--- Exercise prompt ---
Although the entries contain pictures, repeat only their words, exactly as written.

--- Data for this task ---
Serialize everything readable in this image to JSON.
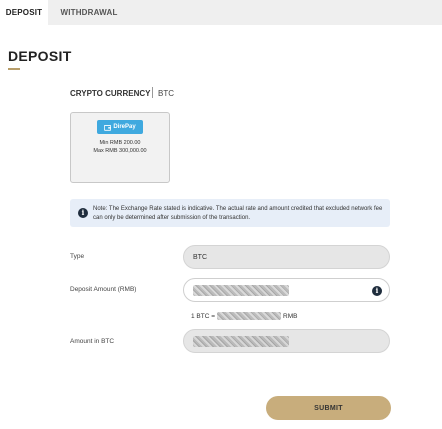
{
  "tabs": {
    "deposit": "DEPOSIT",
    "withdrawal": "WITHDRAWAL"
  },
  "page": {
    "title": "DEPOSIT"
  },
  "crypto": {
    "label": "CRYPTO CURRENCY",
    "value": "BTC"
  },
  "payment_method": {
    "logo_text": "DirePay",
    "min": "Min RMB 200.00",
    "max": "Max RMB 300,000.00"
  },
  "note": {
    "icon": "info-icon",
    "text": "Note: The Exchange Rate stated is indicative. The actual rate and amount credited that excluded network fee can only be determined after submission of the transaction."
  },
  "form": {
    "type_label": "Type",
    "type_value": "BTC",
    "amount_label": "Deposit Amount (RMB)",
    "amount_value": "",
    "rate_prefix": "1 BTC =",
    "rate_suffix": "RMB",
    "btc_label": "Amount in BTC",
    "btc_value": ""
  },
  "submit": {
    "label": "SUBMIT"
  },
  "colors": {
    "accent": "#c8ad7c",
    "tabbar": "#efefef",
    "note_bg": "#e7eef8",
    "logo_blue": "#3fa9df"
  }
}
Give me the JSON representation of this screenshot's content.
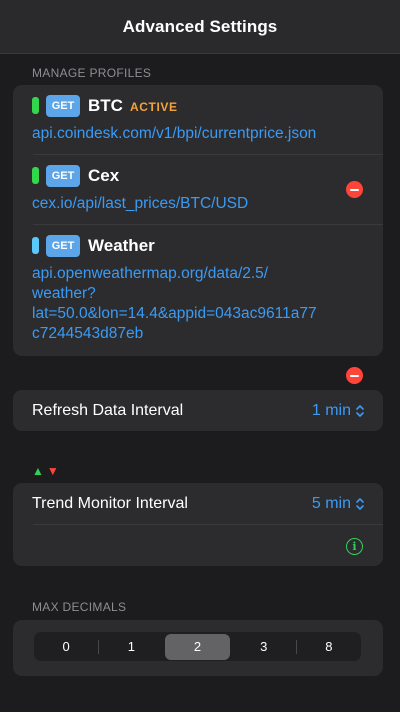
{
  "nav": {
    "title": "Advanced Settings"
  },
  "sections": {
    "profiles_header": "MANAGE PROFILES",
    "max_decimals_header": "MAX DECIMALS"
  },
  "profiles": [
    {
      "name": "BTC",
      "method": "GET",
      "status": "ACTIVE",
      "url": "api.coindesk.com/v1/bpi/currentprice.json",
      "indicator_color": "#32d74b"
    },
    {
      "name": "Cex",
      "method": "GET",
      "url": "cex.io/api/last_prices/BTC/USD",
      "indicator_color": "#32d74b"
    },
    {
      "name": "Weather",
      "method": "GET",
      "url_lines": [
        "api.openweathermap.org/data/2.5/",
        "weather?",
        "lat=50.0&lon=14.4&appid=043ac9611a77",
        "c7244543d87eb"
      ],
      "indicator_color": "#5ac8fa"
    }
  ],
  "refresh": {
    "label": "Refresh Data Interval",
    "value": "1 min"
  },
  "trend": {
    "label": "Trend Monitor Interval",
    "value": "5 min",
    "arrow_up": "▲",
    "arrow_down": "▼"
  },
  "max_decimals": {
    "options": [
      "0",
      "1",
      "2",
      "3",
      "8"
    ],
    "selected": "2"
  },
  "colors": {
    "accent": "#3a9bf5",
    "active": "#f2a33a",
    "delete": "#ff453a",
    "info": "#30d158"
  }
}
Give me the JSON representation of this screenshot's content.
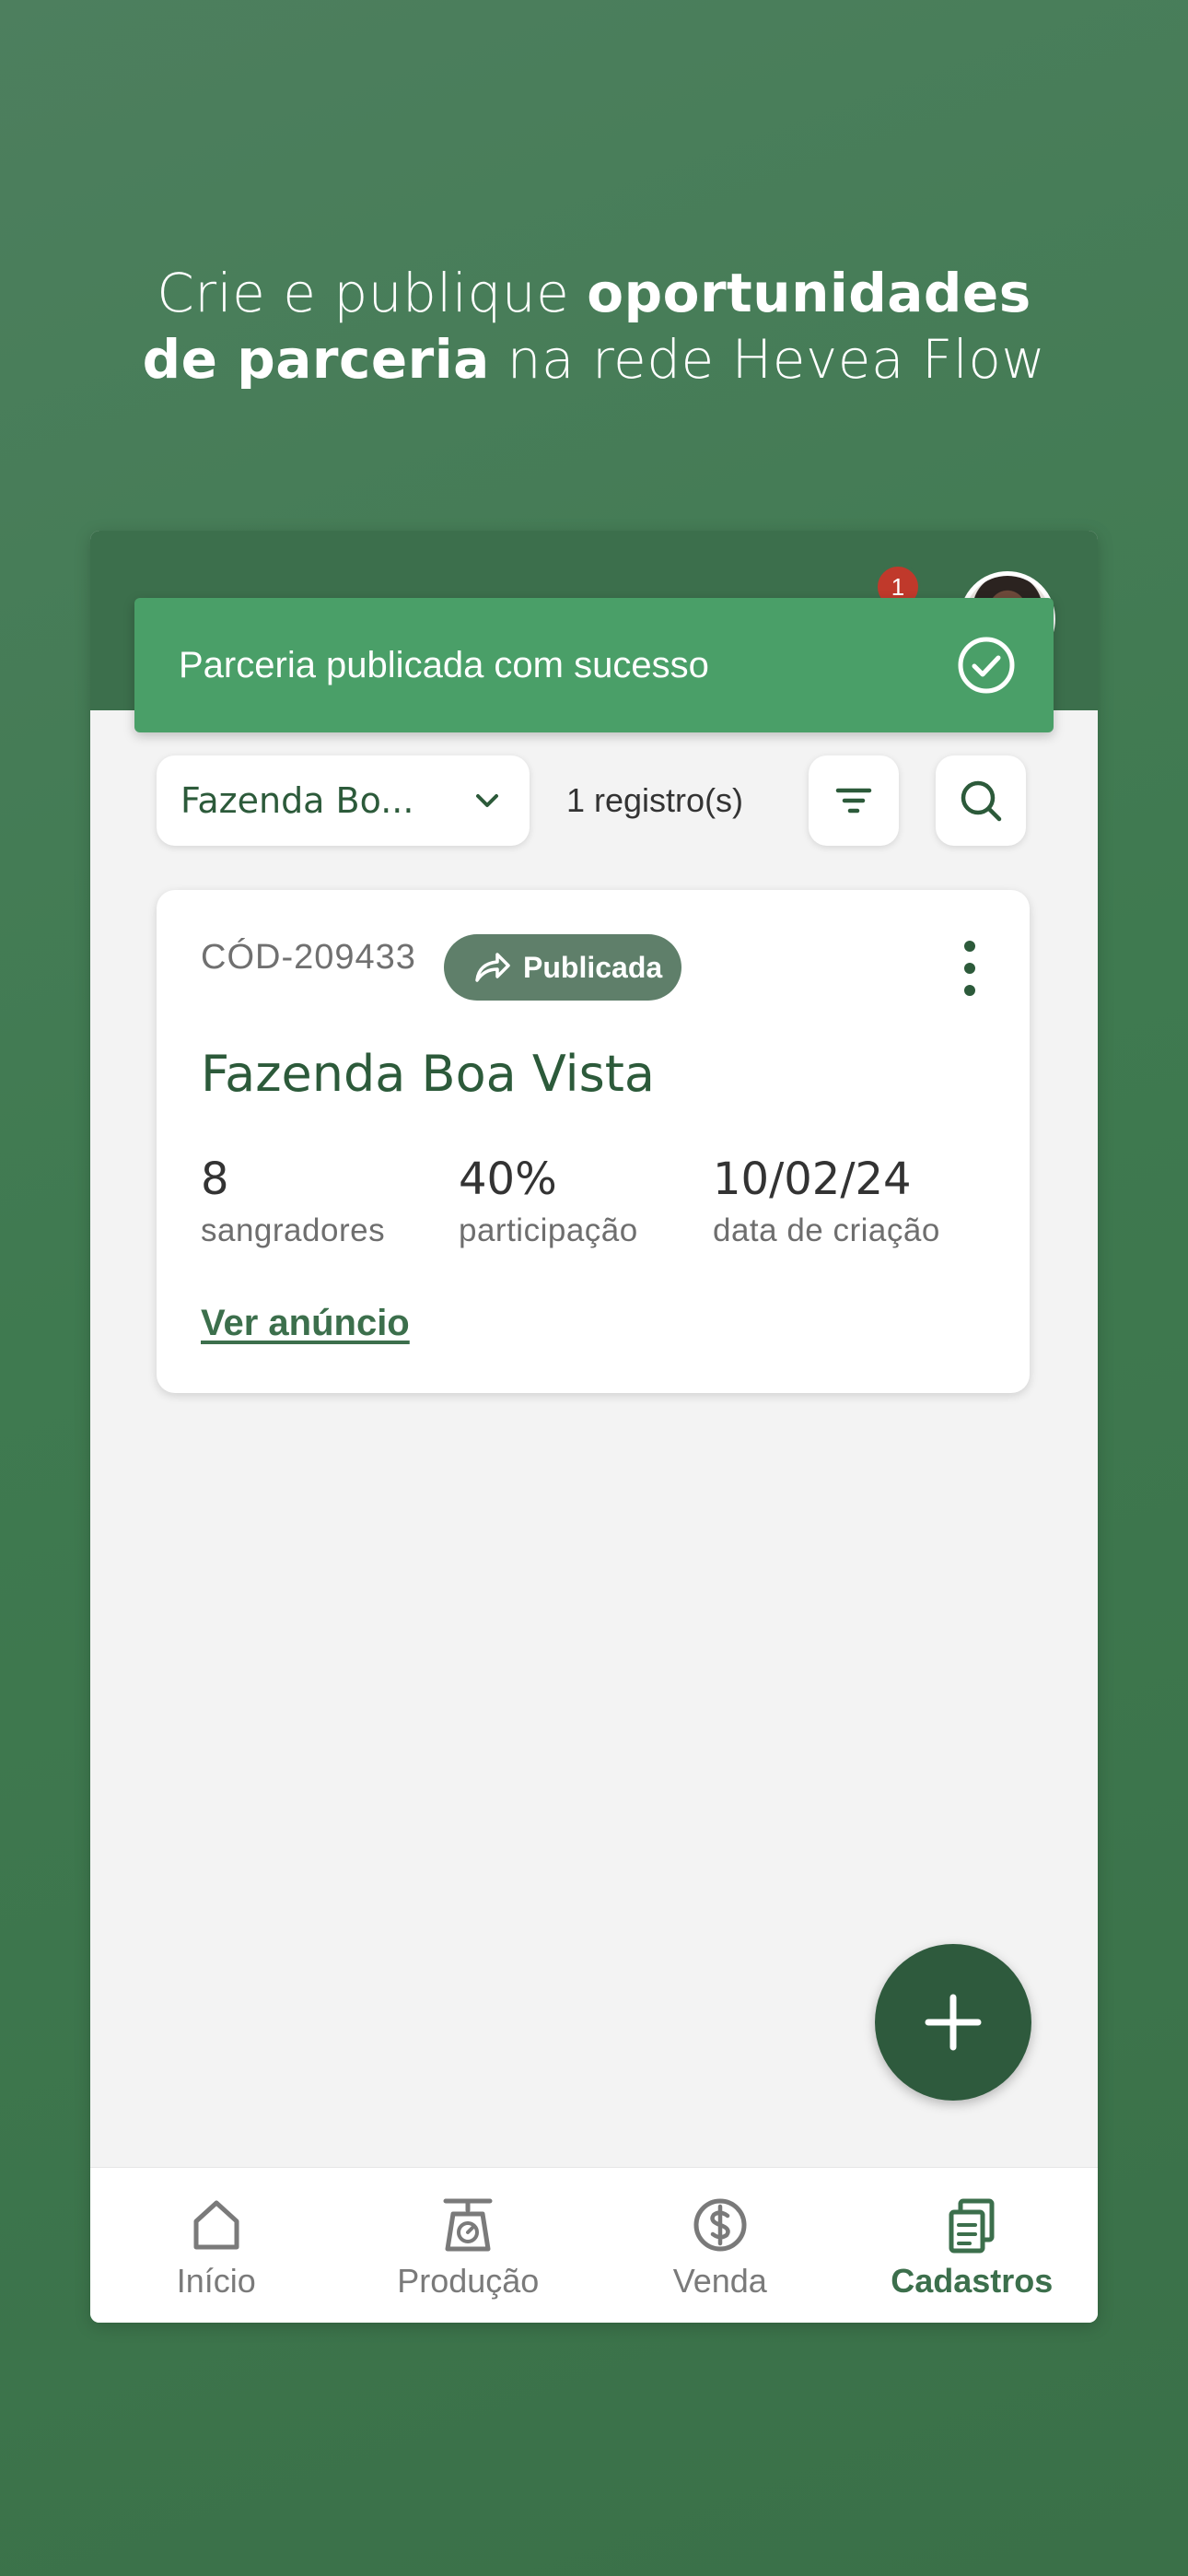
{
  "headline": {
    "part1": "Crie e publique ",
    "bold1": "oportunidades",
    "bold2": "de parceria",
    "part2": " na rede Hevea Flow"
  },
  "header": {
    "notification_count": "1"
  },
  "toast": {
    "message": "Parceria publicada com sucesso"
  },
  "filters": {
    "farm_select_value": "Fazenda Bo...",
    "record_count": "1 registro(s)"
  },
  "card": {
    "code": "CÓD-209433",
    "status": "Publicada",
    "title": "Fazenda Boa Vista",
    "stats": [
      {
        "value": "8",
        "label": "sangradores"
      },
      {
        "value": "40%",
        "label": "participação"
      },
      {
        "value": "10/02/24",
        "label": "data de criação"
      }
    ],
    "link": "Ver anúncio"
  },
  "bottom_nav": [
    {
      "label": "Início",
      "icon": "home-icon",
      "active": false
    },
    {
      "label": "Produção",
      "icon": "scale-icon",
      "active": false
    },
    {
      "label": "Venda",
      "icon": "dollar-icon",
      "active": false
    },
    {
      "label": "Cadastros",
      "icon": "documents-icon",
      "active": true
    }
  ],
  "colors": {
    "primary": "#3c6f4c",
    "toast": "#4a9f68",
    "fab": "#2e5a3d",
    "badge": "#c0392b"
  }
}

--- Task solution ---
Serialize everything readable in this image to JSON.
{
  "tabs": {
    "deposit": "DEPOSIT",
    "withdrawal": "WITHDRAWAL"
  },
  "page": {
    "title": "DEPOSIT"
  },
  "crypto": {
    "label": "CRYPTO CURRENCY",
    "value": "BTC"
  },
  "payment_method": {
    "logo_text": "DirePay",
    "min": "Min RMB 200.00",
    "max": "Max RMB 300,000.00"
  },
  "note": {
    "icon": "info-icon",
    "text": "Note: The Exchange Rate stated is indicative. The actual rate and amount credited that excluded network fee can only be determined after submission of the transaction."
  },
  "form": {
    "type_label": "Type",
    "type_value": "BTC",
    "amount_label": "Deposit Amount (RMB)",
    "amount_value": "",
    "rate_prefix": "1 BTC =",
    "rate_suffix": "RMB",
    "btc_label": "Amount in BTC",
    "btc_value": ""
  },
  "submit": {
    "label": "SUBMIT"
  },
  "colors": {
    "accent": "#c8ad7c",
    "tabbar": "#efefef",
    "note_bg": "#e7eef8",
    "logo_blue": "#3fa9df"
  }
}
Give me the JSON representation of this screenshot's content.
{
  "nav": {
    "title": "Advanced Settings"
  },
  "sections": {
    "profiles_header": "MANAGE PROFILES",
    "max_decimals_header": "MAX DECIMALS"
  },
  "profiles": [
    {
      "name": "BTC",
      "method": "GET",
      "status": "ACTIVE",
      "url": "api.coindesk.com/v1/bpi/currentprice.json",
      "indicator_color": "#32d74b"
    },
    {
      "name": "Cex",
      "method": "GET",
      "url": "cex.io/api/last_prices/BTC/USD",
      "indicator_color": "#32d74b"
    },
    {
      "name": "Weather",
      "method": "GET",
      "url_lines": [
        "api.openweathermap.org/data/2.5/",
        "weather?",
        "lat=50.0&lon=14.4&appid=043ac9611a77",
        "c7244543d87eb"
      ],
      "indicator_color": "#5ac8fa"
    }
  ],
  "refresh": {
    "label": "Refresh Data Interval",
    "value": "1 min"
  },
  "trend": {
    "label": "Trend Monitor Interval",
    "value": "5 min",
    "arrow_up": "▲",
    "arrow_down": "▼"
  },
  "max_decimals": {
    "options": [
      "0",
      "1",
      "2",
      "3",
      "8"
    ],
    "selected": "2"
  },
  "colors": {
    "accent": "#3a9bf5",
    "active": "#f2a33a",
    "delete": "#ff453a",
    "info": "#30d158"
  }
}
Give me the JSON representation of this screenshot's content.
{
  "headline": {
    "part1": "Crie e publique ",
    "bold1": "oportunidades",
    "bold2": "de parceria",
    "part2": " na rede Hevea Flow"
  },
  "header": {
    "notification_count": "1"
  },
  "toast": {
    "message": "Parceria publicada com sucesso"
  },
  "filters": {
    "farm_select_value": "Fazenda Bo...",
    "record_count": "1 registro(s)"
  },
  "card": {
    "code": "CÓD-209433",
    "status": "Publicada",
    "title": "Fazenda Boa Vista",
    "stats": [
      {
        "value": "8",
        "label": "sangradores"
      },
      {
        "value": "40%",
        "label": "participação"
      },
      {
        "value": "10/02/24",
        "label": "data de criação"
      }
    ],
    "link": "Ver anúncio"
  },
  "bottom_nav": [
    {
      "label": "Início",
      "icon": "home-icon",
      "active": false
    },
    {
      "label": "Produção",
      "icon": "scale-icon",
      "active": false
    },
    {
      "label": "Venda",
      "icon": "dollar-icon",
      "active": false
    },
    {
      "label": "Cadastros",
      "icon": "documents-icon",
      "active": true
    }
  ],
  "colors": {
    "primary": "#3c6f4c",
    "toast": "#4a9f68",
    "fab": "#2e5a3d",
    "badge": "#c0392b"
  }
}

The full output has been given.